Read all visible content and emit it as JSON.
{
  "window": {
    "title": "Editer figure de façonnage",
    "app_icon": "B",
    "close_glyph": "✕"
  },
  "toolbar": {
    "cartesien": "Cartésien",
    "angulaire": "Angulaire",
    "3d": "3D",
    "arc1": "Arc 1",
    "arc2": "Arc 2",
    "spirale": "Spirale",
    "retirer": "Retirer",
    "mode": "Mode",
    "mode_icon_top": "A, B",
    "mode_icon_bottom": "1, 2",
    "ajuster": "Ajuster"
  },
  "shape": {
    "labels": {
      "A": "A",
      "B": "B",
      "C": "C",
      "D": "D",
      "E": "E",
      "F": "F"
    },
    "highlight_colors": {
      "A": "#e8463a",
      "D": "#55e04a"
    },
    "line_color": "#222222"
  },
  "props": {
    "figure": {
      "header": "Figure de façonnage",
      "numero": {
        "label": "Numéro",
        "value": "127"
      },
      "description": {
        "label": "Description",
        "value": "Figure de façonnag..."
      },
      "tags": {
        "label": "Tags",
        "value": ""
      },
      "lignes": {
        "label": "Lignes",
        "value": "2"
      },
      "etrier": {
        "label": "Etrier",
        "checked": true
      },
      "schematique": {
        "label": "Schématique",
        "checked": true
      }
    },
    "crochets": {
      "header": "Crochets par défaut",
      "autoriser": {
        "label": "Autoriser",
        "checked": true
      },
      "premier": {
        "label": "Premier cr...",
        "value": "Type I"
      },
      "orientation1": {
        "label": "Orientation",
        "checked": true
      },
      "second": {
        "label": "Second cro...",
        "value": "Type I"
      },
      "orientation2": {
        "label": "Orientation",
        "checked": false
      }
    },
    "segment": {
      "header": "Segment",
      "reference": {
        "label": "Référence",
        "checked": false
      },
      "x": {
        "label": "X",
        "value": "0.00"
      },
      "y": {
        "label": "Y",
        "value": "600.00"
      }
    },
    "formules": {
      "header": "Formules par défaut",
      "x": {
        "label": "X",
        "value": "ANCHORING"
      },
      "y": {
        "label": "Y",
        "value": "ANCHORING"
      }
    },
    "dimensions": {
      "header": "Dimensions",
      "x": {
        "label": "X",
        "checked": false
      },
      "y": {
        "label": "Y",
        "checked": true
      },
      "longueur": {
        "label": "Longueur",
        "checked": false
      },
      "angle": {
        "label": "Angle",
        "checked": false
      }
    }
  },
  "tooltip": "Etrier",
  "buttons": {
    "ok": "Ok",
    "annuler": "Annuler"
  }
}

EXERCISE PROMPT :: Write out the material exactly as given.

SOLUTION TO THIS TASK ::
Read all visible content and emit it as JSON.
{
  "window": {
    "title": "Editer figure de façonnage",
    "app_icon": "B",
    "close_glyph": "✕"
  },
  "toolbar": {
    "cartesien": "Cartésien",
    "angulaire": "Angulaire",
    "3d": "3D",
    "arc1": "Arc 1",
    "arc2": "Arc 2",
    "spirale": "Spirale",
    "retirer": "Retirer",
    "mode": "Mode",
    "mode_icon_top": "A, B",
    "mode_icon_bottom": "1, 2",
    "ajuster": "Ajuster"
  },
  "shape": {
    "labels": {
      "A": "A",
      "B": "B",
      "C": "C",
      "D": "D",
      "E": "E",
      "F": "F"
    },
    "highlight_colors": {
      "A": "#e8463a",
      "D": "#55e04a"
    },
    "line_color": "#222222"
  },
  "props": {
    "figure": {
      "header": "Figure de façonnage",
      "numero": {
        "label": "Numéro",
        "value": "127"
      },
      "description": {
        "label": "Description",
        "value": "Figure de façonnag..."
      },
      "tags": {
        "label": "Tags",
        "value": ""
      },
      "lignes": {
        "label": "Lignes",
        "value": "2"
      },
      "etrier": {
        "label": "Etrier",
        "checked": true
      },
      "schematique": {
        "label": "Schématique",
        "checked": true
      }
    },
    "crochets": {
      "header": "Crochets par défaut",
      "autoriser": {
        "label": "Autoriser",
        "checked": true
      },
      "premier": {
        "label": "Premier cr...",
        "value": "Type I"
      },
      "orientation1": {
        "label": "Orientation",
        "checked": true
      },
      "second": {
        "label": "Second cro...",
        "value": "Type I"
      },
      "orientation2": {
        "label": "Orientation",
        "checked": false
      }
    },
    "segment": {
      "header": "Segment",
      "reference": {
        "label": "Référence",
        "checked": false
      },
      "x": {
        "label": "X",
        "value": "0.00"
      },
      "y": {
        "label": "Y",
        "value": "600.00"
      }
    },
    "formules": {
      "header": "Formules par défaut",
      "x": {
        "label": "X",
        "value": "ANCHORING"
      },
      "y": {
        "label": "Y",
        "value": "ANCHORING"
      }
    },
    "dimensions": {
      "header": "Dimensions",
      "x": {
        "label": "X",
        "checked": false
      },
      "y": {
        "label": "Y",
        "checked": true
      },
      "longueur": {
        "label": "Longueur",
        "checked": false
      },
      "angle": {
        "label": "Angle",
        "checked": false
      }
    }
  },
  "tooltip": "Etrier",
  "buttons": {
    "ok": "Ok",
    "annuler": "Annuler"
  }
}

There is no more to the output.